↓

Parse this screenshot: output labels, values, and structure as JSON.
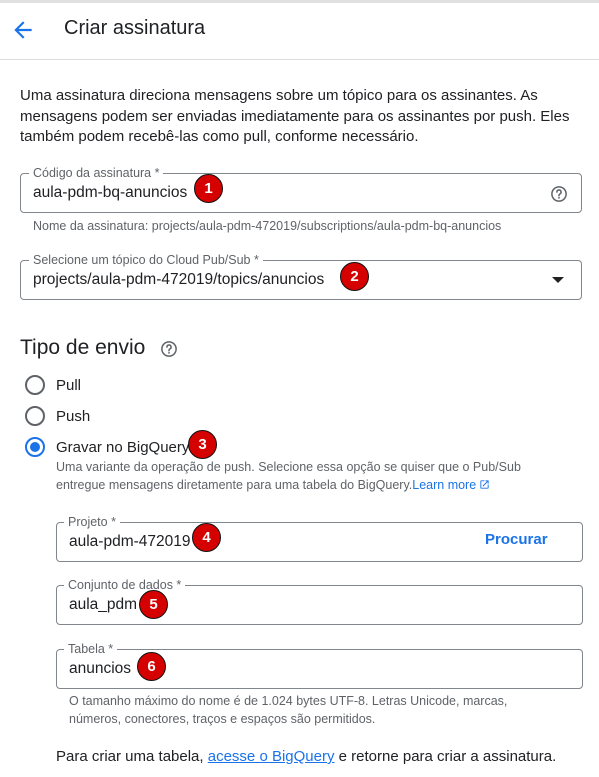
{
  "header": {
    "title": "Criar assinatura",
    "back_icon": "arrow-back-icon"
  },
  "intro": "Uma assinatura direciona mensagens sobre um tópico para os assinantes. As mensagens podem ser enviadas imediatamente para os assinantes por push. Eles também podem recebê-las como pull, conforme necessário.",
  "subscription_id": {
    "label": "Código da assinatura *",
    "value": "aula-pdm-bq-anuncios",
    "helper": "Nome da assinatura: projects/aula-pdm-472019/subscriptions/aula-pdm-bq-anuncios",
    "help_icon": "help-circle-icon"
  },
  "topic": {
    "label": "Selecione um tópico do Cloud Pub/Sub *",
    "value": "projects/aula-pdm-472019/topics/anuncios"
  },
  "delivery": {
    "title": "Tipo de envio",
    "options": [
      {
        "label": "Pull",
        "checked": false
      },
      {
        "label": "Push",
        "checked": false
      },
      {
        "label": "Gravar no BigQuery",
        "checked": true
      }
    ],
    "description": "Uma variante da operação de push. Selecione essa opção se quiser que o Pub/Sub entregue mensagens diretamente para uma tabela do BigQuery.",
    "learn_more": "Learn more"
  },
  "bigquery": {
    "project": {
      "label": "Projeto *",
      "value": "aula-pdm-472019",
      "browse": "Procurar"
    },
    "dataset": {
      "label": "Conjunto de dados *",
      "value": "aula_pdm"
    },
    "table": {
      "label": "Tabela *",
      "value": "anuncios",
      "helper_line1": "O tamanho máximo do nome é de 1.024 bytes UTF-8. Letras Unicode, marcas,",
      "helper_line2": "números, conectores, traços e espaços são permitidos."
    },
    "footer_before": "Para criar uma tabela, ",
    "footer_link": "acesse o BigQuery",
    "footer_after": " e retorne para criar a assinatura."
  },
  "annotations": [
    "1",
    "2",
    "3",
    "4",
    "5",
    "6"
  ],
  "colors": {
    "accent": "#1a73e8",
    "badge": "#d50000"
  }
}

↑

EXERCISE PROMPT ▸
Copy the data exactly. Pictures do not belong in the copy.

RESULT OF THE TASK ▸
Parse this screenshot: output labels, values, and structure as JSON.
{
  "header": {
    "title": "Criar assinatura",
    "back_icon": "arrow-back-icon"
  },
  "intro": "Uma assinatura direciona mensagens sobre um tópico para os assinantes. As mensagens podem ser enviadas imediatamente para os assinantes por push. Eles também podem recebê-las como pull, conforme necessário.",
  "subscription_id": {
    "label": "Código da assinatura *",
    "value": "aula-pdm-bq-anuncios",
    "helper": "Nome da assinatura: projects/aula-pdm-472019/subscriptions/aula-pdm-bq-anuncios",
    "help_icon": "help-circle-icon"
  },
  "topic": {
    "label": "Selecione um tópico do Cloud Pub/Sub *",
    "value": "projects/aula-pdm-472019/topics/anuncios"
  },
  "delivery": {
    "title": "Tipo de envio",
    "options": [
      {
        "label": "Pull",
        "checked": false
      },
      {
        "label": "Push",
        "checked": false
      },
      {
        "label": "Gravar no BigQuery",
        "checked": true
      }
    ],
    "description": "Uma variante da operação de push. Selecione essa opção se quiser que o Pub/Sub entregue mensagens diretamente para uma tabela do BigQuery.",
    "learn_more": "Learn more"
  },
  "bigquery": {
    "project": {
      "label": "Projeto *",
      "value": "aula-pdm-472019",
      "browse": "Procurar"
    },
    "dataset": {
      "label": "Conjunto de dados *",
      "value": "aula_pdm"
    },
    "table": {
      "label": "Tabela *",
      "value": "anuncios",
      "helper_line1": "O tamanho máximo do nome é de 1.024 bytes UTF-8. Letras Unicode, marcas,",
      "helper_line2": "números, conectores, traços e espaços são permitidos."
    },
    "footer_before": "Para criar uma tabela, ",
    "footer_link": "acesse o BigQuery",
    "footer_after": " e retorne para criar a assinatura."
  },
  "annotations": [
    "1",
    "2",
    "3",
    "4",
    "5",
    "6"
  ],
  "colors": {
    "accent": "#1a73e8",
    "badge": "#d50000"
  }
}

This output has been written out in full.